- _WORK ORDER_: Return every line of the data below that includes the string "this".

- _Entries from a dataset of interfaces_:
######

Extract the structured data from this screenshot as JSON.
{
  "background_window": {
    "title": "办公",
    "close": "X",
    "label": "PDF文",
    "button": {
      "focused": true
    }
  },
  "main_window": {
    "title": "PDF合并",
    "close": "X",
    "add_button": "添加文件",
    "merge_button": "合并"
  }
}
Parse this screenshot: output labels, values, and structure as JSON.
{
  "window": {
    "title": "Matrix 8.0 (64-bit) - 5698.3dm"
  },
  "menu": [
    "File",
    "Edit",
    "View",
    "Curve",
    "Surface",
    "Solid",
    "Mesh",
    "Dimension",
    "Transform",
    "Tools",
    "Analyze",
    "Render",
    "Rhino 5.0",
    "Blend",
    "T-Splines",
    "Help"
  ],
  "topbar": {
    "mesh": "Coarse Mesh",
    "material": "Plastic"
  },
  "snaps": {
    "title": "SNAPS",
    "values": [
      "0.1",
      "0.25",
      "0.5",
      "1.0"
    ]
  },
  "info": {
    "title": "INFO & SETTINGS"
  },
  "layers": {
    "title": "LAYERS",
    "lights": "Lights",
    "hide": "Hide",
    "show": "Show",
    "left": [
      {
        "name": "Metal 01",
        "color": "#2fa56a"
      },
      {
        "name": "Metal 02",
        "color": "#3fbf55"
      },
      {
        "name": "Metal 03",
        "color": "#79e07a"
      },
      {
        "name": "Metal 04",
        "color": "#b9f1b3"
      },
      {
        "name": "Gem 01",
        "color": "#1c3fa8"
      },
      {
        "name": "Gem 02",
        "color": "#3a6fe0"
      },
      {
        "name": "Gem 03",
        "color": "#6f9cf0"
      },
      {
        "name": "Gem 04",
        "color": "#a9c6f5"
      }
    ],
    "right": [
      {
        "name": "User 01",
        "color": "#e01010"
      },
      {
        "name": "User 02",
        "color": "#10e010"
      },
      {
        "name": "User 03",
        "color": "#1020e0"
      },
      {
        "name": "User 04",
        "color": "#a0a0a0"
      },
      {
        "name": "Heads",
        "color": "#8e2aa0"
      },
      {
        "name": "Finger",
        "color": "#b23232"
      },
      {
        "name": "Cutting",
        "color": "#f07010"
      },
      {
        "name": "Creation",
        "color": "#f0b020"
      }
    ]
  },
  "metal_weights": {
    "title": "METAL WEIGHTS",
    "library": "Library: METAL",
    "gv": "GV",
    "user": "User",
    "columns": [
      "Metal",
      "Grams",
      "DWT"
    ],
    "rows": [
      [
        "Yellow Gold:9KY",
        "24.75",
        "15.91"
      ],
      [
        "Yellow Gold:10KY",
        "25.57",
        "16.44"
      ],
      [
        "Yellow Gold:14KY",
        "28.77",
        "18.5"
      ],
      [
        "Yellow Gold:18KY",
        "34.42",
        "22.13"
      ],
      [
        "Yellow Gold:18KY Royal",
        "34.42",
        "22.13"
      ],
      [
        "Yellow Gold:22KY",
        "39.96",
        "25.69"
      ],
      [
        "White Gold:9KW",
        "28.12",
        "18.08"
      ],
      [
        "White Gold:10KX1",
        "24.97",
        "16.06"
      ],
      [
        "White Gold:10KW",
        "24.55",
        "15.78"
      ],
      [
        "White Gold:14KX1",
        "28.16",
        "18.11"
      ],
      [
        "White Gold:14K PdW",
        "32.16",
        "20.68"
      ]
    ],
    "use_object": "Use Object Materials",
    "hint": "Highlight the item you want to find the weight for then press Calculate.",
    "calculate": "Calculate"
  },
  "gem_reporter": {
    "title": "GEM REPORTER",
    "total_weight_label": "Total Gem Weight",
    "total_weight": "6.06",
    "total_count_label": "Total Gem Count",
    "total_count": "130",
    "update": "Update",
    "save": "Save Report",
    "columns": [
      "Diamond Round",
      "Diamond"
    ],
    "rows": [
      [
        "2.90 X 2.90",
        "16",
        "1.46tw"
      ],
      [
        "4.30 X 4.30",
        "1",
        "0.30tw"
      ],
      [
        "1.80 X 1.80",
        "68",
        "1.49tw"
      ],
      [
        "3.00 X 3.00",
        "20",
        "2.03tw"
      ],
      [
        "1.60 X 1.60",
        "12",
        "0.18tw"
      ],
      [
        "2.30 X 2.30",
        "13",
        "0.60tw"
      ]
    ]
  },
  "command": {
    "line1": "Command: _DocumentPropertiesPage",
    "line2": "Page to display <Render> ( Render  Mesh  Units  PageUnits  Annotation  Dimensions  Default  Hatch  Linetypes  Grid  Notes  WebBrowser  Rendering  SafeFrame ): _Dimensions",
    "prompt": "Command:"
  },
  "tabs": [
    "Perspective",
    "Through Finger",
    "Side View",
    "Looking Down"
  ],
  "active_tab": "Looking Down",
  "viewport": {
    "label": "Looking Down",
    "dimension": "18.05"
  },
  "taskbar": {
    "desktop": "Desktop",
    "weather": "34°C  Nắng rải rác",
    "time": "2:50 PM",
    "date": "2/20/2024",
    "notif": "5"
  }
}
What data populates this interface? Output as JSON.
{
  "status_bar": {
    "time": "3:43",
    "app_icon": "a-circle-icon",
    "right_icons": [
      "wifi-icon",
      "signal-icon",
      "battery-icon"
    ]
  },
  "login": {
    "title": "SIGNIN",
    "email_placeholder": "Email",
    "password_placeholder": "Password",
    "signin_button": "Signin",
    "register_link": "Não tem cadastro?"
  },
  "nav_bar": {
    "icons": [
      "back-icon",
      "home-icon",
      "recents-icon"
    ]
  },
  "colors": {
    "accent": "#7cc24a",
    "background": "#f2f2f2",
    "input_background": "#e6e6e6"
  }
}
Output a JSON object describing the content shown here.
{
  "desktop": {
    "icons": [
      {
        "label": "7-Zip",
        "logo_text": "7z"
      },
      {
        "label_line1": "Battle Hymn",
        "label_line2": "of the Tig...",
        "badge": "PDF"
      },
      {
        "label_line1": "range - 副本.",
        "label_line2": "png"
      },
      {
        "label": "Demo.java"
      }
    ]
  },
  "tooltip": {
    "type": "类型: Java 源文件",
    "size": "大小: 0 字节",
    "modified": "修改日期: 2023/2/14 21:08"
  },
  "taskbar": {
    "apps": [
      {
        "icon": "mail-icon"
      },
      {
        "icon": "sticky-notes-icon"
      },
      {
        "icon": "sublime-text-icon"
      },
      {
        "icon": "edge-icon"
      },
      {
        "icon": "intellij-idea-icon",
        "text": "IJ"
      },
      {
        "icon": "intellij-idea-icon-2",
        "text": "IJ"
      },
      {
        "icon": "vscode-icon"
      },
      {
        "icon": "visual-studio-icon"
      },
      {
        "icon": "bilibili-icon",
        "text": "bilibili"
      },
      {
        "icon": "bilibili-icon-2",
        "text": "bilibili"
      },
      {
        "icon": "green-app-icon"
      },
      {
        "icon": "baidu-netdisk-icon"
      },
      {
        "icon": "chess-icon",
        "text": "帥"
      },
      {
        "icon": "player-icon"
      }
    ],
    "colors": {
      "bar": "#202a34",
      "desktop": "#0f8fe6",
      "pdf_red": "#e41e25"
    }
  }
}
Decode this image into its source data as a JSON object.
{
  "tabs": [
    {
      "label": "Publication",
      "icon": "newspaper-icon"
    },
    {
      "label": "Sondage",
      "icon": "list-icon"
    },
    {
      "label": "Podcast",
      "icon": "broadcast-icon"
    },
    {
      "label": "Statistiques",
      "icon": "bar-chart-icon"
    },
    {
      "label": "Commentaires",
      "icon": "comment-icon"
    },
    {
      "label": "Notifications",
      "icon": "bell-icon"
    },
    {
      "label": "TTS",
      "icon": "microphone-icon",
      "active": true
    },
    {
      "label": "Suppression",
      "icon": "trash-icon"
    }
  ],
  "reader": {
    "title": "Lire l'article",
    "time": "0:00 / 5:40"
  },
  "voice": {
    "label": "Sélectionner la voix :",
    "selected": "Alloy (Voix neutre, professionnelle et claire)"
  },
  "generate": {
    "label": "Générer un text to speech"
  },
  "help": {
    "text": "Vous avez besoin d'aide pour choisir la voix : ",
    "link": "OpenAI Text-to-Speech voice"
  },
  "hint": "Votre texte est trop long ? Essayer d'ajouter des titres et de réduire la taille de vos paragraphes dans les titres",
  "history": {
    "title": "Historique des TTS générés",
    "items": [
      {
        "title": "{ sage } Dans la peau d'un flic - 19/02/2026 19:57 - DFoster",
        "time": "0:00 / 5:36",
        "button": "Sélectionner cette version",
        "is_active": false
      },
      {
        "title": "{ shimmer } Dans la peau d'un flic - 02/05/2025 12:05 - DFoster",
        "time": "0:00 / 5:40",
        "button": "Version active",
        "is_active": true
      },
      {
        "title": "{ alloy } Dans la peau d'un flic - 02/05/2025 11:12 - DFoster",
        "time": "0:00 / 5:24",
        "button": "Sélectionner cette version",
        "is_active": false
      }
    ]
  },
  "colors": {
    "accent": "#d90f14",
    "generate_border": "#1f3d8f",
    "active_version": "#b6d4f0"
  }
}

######

- _WRITTEN SOLUTION_:
Extract the structured data from this screenshot as JSON.
Parse this screenshot: output labels, values, and structure as JSON.
What data populates this interface? Output as JSON.
Decode this image into its source data as a JSON object.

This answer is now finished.